In one embodiment, when a client releases a version list, the version manager can delete any versions of shared resources which are no longer needed. FIG. 4 is flow diagram for releasing a version list in accordance to various embodiments. Although this figure depicts functional steps in a particular order for purposes of illustration, the process is not necessarily limited to any particular order or arrangement of steps. One skilled in the art will appreciate that the various steps portrayed in this figure can be omitted, rearranged, performed in parallel, combined and/or adapted in various ways.
In one embodiment, a version is selected (step 400) from the version list that is being released and its reference count is decremented (step 402). If the reference count for the version is equal to zero (step 404), the version is deleted (step 406). Step 408 determines if there are more versions to consider in the version list. If so, the process continues at step 400. Otherwise, the version manager saves its state to the persistent store (step 410) and the process completes.
One embodiment may be implemented using a conventional general purpose or a specialized digital computer or microprocessor(s) programmed according to the teachings of the present disclosure, as will be apparent to those skilled in the computer art. Appropriate software coding can readily be prepared by skilled programmers based on the teachings of the present disclosure, as will be apparent to those skilled in the software art. The invention may also be implemented by the preparation of integrated circuits or by interconnecting an appropriate network of conventional component circuits, as will be readily apparent to those skilled in the art.
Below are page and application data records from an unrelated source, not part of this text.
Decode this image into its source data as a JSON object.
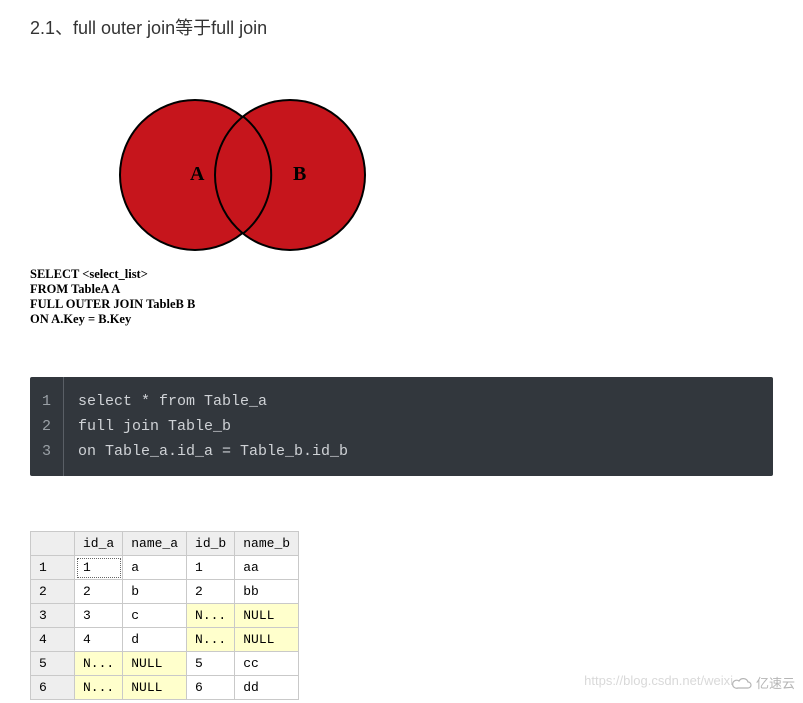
{
  "heading": "2.1、full outer join等于full join",
  "venn": {
    "labelA": "A",
    "labelB": "B",
    "sql_lines": [
      "SELECT <select_list>",
      "FROM TableA A",
      "FULL OUTER JOIN TableB B",
      "ON A.Key = B.Key"
    ],
    "fill_color": "#c6151c"
  },
  "code": {
    "gutter": [
      "1",
      "2",
      "3"
    ],
    "lines": [
      "select * from Table_a",
      "full join Table_b",
      "on Table_a.id_a = Table_b.id_b"
    ]
  },
  "table": {
    "columns": [
      "id_a",
      "name_a",
      "id_b",
      "name_b"
    ],
    "rows": [
      {
        "n": "1",
        "cells": [
          {
            "v": "1",
            "dotted": true
          },
          {
            "v": "a"
          },
          {
            "v": "1"
          },
          {
            "v": "aa"
          }
        ]
      },
      {
        "n": "2",
        "cells": [
          {
            "v": "2"
          },
          {
            "v": "b"
          },
          {
            "v": "2"
          },
          {
            "v": "bb"
          }
        ]
      },
      {
        "n": "3",
        "cells": [
          {
            "v": "3"
          },
          {
            "v": "c"
          },
          {
            "v": "N...",
            "null": true
          },
          {
            "v": "NULL",
            "null": true
          }
        ]
      },
      {
        "n": "4",
        "cells": [
          {
            "v": "4"
          },
          {
            "v": "d"
          },
          {
            "v": "N...",
            "null": true
          },
          {
            "v": "NULL",
            "null": true
          }
        ]
      },
      {
        "n": "5",
        "cells": [
          {
            "v": "N...",
            "null": true
          },
          {
            "v": "NULL",
            "null": true
          },
          {
            "v": "5"
          },
          {
            "v": "cc"
          }
        ]
      },
      {
        "n": "6",
        "cells": [
          {
            "v": "N...",
            "null": true
          },
          {
            "v": "NULL",
            "null": true
          },
          {
            "v": "6"
          },
          {
            "v": "dd"
          }
        ]
      }
    ]
  },
  "watermark": "https://blog.csdn.net/weixi",
  "brand": "亿速云"
}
One embodiment includes a computer program product which is a storage medium (media) having instructions stored thereon/in which can be used to program a computer to perform any of the features presented herein. The storage medium can include, but is not limited to, any type of disk including floppy disks, optical discs, DVD, CD-ROMs, microdrive, and magneto-optical disks, ROMs, RAMs, EPROMs, EEPROMs, DRAMs, VRAMs, flash memory devices, magnetic or optical cards, nanosystems (including molecular memory ICs), or any type of media or device suitable for storing instructions and/or data.
Stored on any one of the computer readable medium (media), the present invention includes software for controlling both the hardware of the general purpose/specialized computer or microprocessor, and for enabling the computer or microprocessor to interact with a human user or other mechanism utilizing the results of the present invention. Such software may include, but is not limited to, device drivers, operating systems, execution environments/containers, and applications.
The foregoing description of the preferred embodiments of the present invention has been provided for the purposes of illustration and description. It is not intended to be exhaustive or to limit the invention to the precise forms disclosed. Many modifications and variations will be apparent to the practitioner skilled in the art. Embodiments were chosen and described in order to best describe the principles of the invention and its practical application, thereby enabling others skilled in the art to understand the invention, the various embodiments and with various modifications that are suited to the particular use contemplated. It is intended that the scope of the invention be defined by the following claims and their equivalents.